I’ve said it before and I’ll say it again: the undiscovered Hollywood hit movie waiting to happen is the true story detailed in my friend Johanna Reiss’ book, The Upstairs Room. I read it and loved it when I was a child and have always wondered just why it was never made into a movie – yet.
Johanna, called “Annie” as a child, and her older sister Sini had to be hidden as young girls in Holland because they were Jewish and it was World War II. They were sheltered by a prosperous family named the Hanninks for a few months, but the Hanninks were helping a lot of Jews and grew nervous about keeping the sisters. The girls were moved to the home of a local farmer, Johan Oosterveld. Johan, his wife Dientje, and his mother, Opoe, kept the girls safely hidden.
Johan, Dientje and Opoe were true heroes in the way they rose to the occasion and sheltered Sini and Annie during the war. They are also characters that are so unpretentious that they’re funny, on the one hand – and so ingenious in the ways they protected the girls that they’re absolutely brilliant on the other. At one point, Nazis even took over another room in their house for a few weeks to use as an office, and…well, if you want to know more, you’ll have to read the book!
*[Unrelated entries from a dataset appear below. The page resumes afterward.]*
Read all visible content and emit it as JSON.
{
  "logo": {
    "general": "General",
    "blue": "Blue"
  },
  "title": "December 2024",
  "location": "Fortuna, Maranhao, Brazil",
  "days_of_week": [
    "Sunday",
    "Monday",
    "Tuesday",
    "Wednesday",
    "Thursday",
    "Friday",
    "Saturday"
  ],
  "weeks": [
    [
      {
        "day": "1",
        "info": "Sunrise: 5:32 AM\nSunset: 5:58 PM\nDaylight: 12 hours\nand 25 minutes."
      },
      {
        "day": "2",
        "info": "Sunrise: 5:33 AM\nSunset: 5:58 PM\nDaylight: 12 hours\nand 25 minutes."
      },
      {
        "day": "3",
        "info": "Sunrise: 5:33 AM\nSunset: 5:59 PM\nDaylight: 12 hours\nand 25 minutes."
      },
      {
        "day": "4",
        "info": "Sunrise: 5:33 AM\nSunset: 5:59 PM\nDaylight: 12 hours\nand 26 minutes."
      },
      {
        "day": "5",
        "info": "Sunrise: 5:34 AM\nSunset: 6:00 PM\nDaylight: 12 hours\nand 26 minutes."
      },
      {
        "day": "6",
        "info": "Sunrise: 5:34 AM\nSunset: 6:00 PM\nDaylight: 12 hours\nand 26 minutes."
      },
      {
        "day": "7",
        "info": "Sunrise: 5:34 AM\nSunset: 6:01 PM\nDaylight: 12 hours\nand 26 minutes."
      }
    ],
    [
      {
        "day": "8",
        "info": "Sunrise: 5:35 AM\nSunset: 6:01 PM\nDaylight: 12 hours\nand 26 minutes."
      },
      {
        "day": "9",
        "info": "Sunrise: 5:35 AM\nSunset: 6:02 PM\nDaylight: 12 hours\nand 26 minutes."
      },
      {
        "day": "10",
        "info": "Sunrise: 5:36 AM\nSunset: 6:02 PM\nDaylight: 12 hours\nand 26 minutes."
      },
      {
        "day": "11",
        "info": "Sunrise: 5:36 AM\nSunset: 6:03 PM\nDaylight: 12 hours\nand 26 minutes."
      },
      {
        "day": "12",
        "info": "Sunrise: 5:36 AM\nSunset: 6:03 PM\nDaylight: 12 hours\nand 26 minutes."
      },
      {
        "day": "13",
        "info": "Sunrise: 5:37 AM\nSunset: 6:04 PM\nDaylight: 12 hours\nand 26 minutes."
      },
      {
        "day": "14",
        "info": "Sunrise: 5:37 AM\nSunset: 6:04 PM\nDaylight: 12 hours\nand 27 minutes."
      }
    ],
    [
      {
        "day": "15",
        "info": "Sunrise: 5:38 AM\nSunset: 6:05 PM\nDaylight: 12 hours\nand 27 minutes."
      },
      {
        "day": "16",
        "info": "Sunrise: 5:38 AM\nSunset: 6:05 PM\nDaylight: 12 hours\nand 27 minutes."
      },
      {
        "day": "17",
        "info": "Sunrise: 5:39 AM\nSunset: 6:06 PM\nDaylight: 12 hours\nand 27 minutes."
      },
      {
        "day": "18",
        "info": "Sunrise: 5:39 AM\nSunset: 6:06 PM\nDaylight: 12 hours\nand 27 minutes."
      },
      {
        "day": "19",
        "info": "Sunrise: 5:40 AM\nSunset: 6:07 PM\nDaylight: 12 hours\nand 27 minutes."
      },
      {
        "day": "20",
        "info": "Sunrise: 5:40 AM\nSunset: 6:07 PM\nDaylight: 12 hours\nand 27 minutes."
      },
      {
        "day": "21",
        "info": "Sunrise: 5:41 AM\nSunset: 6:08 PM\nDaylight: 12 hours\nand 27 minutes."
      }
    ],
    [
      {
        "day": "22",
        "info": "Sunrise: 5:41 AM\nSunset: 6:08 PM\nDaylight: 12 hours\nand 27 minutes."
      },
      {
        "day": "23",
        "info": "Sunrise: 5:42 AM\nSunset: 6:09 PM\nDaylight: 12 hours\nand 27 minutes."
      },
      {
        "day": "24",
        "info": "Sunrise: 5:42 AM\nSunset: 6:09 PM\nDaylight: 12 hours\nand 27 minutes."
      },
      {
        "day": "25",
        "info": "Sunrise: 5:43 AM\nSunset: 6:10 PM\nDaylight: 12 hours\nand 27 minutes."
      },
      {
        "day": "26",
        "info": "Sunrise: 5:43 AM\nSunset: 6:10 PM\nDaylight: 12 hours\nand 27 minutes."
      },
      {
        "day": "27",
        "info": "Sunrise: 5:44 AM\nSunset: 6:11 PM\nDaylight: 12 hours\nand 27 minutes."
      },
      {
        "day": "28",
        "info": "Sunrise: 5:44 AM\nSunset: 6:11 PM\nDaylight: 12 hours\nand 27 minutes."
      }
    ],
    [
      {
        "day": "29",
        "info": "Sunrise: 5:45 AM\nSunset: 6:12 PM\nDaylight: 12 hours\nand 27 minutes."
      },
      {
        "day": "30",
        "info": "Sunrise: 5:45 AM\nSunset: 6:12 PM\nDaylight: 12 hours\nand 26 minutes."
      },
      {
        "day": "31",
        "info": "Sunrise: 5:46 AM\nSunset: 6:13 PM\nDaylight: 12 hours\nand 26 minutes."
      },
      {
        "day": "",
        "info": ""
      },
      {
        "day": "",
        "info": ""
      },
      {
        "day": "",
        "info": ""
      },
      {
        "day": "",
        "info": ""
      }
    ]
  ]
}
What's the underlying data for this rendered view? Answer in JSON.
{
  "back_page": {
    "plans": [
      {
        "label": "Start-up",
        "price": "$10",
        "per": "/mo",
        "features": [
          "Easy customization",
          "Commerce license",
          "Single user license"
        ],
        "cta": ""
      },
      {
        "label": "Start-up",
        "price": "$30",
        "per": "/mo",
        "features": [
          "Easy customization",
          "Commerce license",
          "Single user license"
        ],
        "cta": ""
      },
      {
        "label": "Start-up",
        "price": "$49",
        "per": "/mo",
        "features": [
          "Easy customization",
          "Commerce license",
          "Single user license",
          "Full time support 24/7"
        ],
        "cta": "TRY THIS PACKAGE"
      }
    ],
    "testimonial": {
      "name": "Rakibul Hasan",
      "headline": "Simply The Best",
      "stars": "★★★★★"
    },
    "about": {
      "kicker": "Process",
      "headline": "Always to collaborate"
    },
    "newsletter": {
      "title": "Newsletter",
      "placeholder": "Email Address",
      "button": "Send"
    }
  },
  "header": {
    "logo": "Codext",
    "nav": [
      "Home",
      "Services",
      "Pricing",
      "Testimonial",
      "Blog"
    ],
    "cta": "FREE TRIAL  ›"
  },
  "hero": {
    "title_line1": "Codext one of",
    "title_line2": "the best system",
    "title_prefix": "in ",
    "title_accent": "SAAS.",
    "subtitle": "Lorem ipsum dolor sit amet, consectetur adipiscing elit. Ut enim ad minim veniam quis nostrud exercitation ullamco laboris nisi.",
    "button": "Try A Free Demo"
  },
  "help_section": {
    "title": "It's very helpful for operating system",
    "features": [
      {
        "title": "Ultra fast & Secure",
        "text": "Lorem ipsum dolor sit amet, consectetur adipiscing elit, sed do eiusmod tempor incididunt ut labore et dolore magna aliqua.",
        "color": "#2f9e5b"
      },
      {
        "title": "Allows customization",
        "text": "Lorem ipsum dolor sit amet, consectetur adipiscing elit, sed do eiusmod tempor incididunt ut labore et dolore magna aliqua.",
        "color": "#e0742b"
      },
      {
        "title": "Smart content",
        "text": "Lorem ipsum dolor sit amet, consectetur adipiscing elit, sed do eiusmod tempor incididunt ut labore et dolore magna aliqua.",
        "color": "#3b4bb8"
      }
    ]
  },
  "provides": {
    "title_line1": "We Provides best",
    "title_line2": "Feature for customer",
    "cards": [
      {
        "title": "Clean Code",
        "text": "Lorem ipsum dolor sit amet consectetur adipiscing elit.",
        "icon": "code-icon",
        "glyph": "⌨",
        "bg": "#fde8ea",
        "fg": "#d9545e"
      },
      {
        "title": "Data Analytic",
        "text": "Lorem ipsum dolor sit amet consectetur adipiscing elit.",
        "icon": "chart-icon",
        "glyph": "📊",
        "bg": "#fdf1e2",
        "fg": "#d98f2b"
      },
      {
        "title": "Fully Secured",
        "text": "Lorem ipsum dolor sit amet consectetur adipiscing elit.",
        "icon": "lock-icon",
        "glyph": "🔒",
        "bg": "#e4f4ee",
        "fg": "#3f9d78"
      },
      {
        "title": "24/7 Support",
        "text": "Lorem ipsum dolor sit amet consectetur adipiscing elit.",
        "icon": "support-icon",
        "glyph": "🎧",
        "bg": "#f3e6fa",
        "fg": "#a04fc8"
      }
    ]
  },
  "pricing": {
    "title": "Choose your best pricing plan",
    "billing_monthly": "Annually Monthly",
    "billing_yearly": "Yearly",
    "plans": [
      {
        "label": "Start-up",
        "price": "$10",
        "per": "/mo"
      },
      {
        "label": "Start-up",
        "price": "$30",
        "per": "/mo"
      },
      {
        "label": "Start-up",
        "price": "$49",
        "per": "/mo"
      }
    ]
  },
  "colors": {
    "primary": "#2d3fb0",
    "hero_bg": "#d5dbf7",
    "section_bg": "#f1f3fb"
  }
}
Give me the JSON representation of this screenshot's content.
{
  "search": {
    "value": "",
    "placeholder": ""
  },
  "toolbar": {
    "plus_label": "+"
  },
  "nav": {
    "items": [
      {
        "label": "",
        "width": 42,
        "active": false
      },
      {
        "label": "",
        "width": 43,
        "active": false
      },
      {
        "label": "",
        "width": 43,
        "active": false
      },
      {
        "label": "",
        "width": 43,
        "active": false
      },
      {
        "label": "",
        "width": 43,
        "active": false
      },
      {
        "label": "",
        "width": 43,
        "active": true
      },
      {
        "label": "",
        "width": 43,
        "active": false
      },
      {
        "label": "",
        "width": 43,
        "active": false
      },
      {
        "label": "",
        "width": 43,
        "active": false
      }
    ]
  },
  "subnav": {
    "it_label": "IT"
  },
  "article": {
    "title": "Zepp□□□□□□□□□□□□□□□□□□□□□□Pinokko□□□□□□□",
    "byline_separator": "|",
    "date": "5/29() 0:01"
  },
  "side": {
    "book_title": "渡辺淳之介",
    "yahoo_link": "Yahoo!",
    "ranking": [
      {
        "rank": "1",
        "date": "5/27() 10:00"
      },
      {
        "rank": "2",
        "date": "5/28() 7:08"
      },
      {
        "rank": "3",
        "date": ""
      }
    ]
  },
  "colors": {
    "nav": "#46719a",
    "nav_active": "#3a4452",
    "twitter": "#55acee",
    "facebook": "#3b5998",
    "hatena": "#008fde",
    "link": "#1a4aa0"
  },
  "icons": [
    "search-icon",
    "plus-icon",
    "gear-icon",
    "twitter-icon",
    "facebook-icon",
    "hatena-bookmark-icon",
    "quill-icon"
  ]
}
I can not imagine an actor or actress alive who would not want to grab the chance to play these fantastic real-life heroes. Every Jewish person who survived the war has a story and this one, in particular, deserves to be told.
The two hidden girls, Sini and Annie, survived the war. That’s Annie, in the photo above, all grown up, with me, yesterday, pedaling a Surrey on Governor’s Island. We’ve been best friends pretty much since the day we met about a year and a half ago. She’s fun! Getting that surrey moving was a bit of a challenge. It got stuck in the cracks on a sidewalk when Annie was trying to drive it in a U-turn. We had to bail out while I extricated the thing. After that, I steered it. I said, “This is like an I Love Lucy episode, say, ‘Lucy and Ethel Pedal a Surrey!'” Annie taught me how to sing “Long Live the Queen” in Dutch and now I can’t stop bursting forth with it. I recently gave her the Original Broadway Cast Recording of Mame so she could learn the song “Bosom Buddies,” since that’s what we are, sung by Angela Lansbury and Beatrice Arthur.
Speaking of Angela Lansbury…now there would be perfect casting for “Opoe!”
Anyone interested in making the book into a movie can contact the author through www.johannareiss.com.